_What you are asked to do_
From the entries below, copy out every line with "PICAROS" in it.

-- Source data follows --

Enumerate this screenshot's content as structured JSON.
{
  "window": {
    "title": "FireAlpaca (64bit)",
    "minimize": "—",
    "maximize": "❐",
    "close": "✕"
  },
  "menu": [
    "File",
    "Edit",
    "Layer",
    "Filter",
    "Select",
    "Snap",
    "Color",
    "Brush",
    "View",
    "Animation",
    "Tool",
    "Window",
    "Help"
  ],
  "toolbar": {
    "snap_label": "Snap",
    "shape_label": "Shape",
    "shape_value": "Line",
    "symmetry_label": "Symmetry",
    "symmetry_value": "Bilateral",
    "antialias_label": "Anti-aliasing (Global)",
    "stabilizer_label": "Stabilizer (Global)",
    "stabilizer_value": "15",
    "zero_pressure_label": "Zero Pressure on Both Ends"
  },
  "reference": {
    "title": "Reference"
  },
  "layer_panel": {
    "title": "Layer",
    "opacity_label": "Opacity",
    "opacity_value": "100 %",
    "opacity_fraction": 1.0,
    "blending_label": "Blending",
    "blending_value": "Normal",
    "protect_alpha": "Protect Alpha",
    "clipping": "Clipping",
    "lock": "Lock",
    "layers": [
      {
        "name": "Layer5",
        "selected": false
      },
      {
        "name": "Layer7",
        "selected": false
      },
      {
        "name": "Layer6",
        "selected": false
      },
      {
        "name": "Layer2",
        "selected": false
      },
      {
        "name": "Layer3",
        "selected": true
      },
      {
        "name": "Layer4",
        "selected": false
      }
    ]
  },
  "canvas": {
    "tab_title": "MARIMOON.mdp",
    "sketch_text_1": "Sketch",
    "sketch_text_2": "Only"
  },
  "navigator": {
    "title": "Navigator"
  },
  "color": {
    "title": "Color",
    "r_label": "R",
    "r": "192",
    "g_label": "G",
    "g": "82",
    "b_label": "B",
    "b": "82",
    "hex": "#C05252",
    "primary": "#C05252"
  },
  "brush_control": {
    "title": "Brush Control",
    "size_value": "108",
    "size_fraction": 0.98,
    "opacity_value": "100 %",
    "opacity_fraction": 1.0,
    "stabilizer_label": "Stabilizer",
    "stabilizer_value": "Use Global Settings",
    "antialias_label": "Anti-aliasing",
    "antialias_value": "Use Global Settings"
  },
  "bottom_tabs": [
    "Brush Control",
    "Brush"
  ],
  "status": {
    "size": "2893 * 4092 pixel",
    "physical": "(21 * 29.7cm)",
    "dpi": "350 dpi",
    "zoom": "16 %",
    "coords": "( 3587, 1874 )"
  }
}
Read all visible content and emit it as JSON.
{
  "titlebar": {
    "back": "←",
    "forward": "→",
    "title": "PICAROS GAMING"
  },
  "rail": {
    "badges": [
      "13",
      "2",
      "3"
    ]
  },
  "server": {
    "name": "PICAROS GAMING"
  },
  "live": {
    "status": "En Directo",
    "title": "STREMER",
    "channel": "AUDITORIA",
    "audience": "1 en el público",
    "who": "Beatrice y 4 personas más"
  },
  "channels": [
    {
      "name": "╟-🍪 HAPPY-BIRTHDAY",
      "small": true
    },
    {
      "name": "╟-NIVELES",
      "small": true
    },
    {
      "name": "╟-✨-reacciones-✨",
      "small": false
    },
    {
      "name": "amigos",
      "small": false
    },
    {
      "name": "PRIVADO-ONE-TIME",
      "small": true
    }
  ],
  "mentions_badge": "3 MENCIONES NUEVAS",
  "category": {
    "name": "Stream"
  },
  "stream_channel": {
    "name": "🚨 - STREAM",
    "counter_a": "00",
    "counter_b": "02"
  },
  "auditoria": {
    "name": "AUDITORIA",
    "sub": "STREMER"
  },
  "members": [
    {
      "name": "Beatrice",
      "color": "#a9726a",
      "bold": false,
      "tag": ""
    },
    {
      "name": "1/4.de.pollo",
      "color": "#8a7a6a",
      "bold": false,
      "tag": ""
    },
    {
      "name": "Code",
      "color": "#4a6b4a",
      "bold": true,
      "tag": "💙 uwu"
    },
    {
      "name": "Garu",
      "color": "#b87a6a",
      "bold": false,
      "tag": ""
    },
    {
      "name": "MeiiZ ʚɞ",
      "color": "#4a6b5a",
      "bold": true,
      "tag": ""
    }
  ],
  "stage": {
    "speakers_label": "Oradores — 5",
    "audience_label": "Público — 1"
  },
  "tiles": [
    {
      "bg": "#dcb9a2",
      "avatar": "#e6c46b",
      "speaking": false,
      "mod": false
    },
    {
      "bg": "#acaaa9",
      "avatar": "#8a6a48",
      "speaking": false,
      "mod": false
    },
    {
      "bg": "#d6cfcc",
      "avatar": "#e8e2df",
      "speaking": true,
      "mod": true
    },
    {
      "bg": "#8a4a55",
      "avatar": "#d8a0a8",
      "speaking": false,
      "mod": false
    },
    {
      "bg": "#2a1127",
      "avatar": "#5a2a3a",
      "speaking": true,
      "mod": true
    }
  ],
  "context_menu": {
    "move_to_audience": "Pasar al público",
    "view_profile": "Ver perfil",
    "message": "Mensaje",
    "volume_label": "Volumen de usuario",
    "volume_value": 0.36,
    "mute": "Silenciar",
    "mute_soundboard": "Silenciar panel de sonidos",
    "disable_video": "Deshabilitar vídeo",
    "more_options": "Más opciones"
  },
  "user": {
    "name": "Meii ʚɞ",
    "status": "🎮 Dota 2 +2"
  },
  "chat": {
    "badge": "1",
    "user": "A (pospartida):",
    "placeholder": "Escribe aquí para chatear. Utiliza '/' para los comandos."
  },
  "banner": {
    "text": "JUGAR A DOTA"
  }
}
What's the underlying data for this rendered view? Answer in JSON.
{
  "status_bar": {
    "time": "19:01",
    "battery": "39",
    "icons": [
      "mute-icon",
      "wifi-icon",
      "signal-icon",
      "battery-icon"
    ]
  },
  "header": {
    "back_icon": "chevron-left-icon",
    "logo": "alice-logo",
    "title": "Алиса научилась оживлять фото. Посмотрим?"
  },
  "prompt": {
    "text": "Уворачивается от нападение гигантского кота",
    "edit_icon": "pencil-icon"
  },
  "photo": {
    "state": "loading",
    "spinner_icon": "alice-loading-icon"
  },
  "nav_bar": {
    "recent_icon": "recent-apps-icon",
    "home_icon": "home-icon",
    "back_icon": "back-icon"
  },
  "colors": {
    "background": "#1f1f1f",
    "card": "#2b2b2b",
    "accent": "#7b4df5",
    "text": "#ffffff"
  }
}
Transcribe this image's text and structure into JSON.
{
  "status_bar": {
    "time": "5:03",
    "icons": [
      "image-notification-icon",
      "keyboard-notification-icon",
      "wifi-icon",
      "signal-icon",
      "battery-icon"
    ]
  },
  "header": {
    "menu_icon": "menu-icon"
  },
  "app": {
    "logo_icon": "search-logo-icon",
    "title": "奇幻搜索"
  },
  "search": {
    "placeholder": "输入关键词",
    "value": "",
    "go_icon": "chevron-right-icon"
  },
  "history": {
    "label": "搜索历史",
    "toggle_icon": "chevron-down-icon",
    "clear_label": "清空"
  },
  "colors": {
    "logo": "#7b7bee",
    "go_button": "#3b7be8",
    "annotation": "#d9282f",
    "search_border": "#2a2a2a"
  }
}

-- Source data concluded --

_Answer to the exercise_
    "title": "PICAROS GAMING"
    "name": "PICAROS GAMING"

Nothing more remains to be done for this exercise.